Japan's economy minister Akira Amari said Thursday he was stepping down over graft allegations, dealing a major blow to Prime Minister Shinzo Abe who faces a key leadership vote later this year.
"Considering my responsibility as a member of parliament... my duty as a cabinet member and pride as a politician, I will resign my post as of today," the 66-year-old told a packed Tokyo press briefing, choking back tears.
The surprise resignation comes a week after the veteran politician was hit by claims in a weekly magazine that he and his staff had improperly accepted a 12 million yen ($101,000) bribe from a construction firm.
On Thursday, Amari -- also a key face in Abe's bid to power the economy, dubbed Abenomics -- rejected claims he pocketed the money.
He admitted envelopes filled with cash had arrived at his office, but claimed to have ordered his secretary to deal with some of the money according to political donation rules.
Amari added that the company refused to accept the return of some of the donations, while his secretary used about three million yen for "private use", without elaborating.
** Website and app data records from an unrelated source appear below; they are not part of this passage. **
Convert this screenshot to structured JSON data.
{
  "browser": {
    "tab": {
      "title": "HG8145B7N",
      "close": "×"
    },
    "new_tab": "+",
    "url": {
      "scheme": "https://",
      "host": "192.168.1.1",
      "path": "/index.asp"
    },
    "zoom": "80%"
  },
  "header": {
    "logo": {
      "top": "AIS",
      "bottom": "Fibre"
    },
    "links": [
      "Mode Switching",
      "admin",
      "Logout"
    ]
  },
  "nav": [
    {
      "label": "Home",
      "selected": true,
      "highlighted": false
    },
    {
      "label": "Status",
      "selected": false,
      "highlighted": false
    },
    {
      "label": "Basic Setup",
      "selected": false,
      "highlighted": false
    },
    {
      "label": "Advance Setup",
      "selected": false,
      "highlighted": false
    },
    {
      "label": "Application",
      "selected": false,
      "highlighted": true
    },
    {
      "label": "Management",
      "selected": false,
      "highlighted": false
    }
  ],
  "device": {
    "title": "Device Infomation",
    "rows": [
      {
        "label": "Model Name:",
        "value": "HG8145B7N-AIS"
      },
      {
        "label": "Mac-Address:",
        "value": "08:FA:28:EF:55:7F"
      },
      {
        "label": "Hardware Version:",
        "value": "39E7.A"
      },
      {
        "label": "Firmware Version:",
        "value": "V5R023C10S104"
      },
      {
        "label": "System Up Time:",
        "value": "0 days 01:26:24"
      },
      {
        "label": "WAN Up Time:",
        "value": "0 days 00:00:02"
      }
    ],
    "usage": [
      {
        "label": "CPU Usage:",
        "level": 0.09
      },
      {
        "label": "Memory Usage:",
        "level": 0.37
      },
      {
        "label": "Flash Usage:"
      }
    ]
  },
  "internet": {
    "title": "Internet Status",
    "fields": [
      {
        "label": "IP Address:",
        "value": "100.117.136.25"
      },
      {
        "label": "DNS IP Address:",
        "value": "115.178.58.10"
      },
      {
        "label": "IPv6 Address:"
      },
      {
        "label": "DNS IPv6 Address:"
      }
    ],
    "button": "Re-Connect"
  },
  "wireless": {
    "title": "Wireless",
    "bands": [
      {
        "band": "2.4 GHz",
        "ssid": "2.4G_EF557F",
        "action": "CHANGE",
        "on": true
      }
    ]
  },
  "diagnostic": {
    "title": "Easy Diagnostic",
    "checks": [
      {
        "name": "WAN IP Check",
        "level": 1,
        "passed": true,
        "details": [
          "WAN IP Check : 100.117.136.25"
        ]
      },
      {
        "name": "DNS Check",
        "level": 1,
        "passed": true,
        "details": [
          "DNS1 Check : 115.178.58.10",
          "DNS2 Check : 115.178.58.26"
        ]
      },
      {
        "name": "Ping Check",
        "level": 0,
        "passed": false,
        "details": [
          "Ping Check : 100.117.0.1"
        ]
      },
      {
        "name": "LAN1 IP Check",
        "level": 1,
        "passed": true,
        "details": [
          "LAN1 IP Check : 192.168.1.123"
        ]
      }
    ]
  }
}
He did not say how much was received in total.
"The economy is now on the verge of getting out of deflation after 15 years," Amari said.
"We need to enact a package of bills as quickly as we can to bring about a strong economy, and we need to avoid any obstacles to that -- I will not be an exception."
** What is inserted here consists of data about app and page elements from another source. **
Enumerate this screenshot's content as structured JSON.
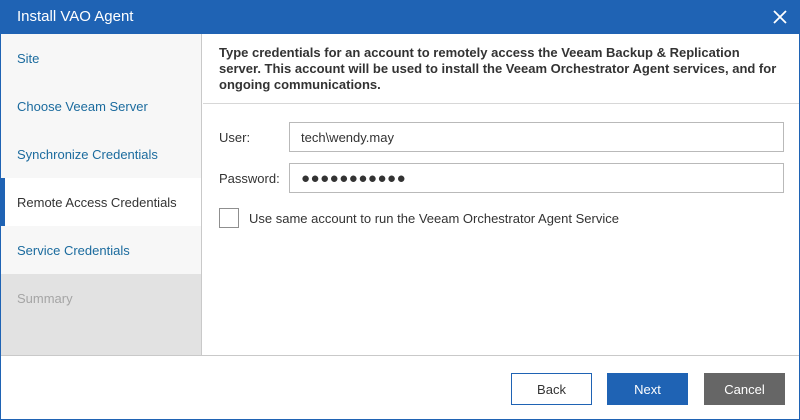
{
  "window": {
    "title": "Install VAO Agent",
    "close_icon": "close-icon",
    "accent_color": "#1f63b4"
  },
  "steps": [
    {
      "label": "Site",
      "state": "done"
    },
    {
      "label": "Choose Veeam Server",
      "state": "done"
    },
    {
      "label": "Synchronize Credentials",
      "state": "done"
    },
    {
      "label": "Remote Access Credentials",
      "state": "active"
    },
    {
      "label": "Service Credentials",
      "state": "pending"
    },
    {
      "label": "Summary",
      "state": "disabled"
    }
  ],
  "content": {
    "intro": "Type credentials for an account to remotely access the Veeam Backup & Replication server. This account will be used to install the Veeam Orchestrator Agent services, and for ongoing communications.",
    "user_label": "User:",
    "user_value": "tech\\wendy.may",
    "password_label": "Password:",
    "password_value": "●●●●●●●●●●●",
    "same_account_label": "Use same account to run the Veeam Orchestrator Agent Service",
    "same_account_checked": false
  },
  "footer": {
    "back_label": "Back",
    "next_label": "Next",
    "cancel_label": "Cancel"
  }
}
Abe has lost three other ministers to political funding scandals since he swept to power in late 2012.
Such controversies are not uncommon in Japanese politics where the pork barrel reigns and rules on spending tend to be slightly opaque, barring little except explicit bribery and vote buying.
In 2014, two female ministers resigned over allegations that they had misspent money in what opponents insisted was an attempt to buy votes.
Last year, farm minister Koya Nishikawa resigned after being accused of accepting illegal political funds.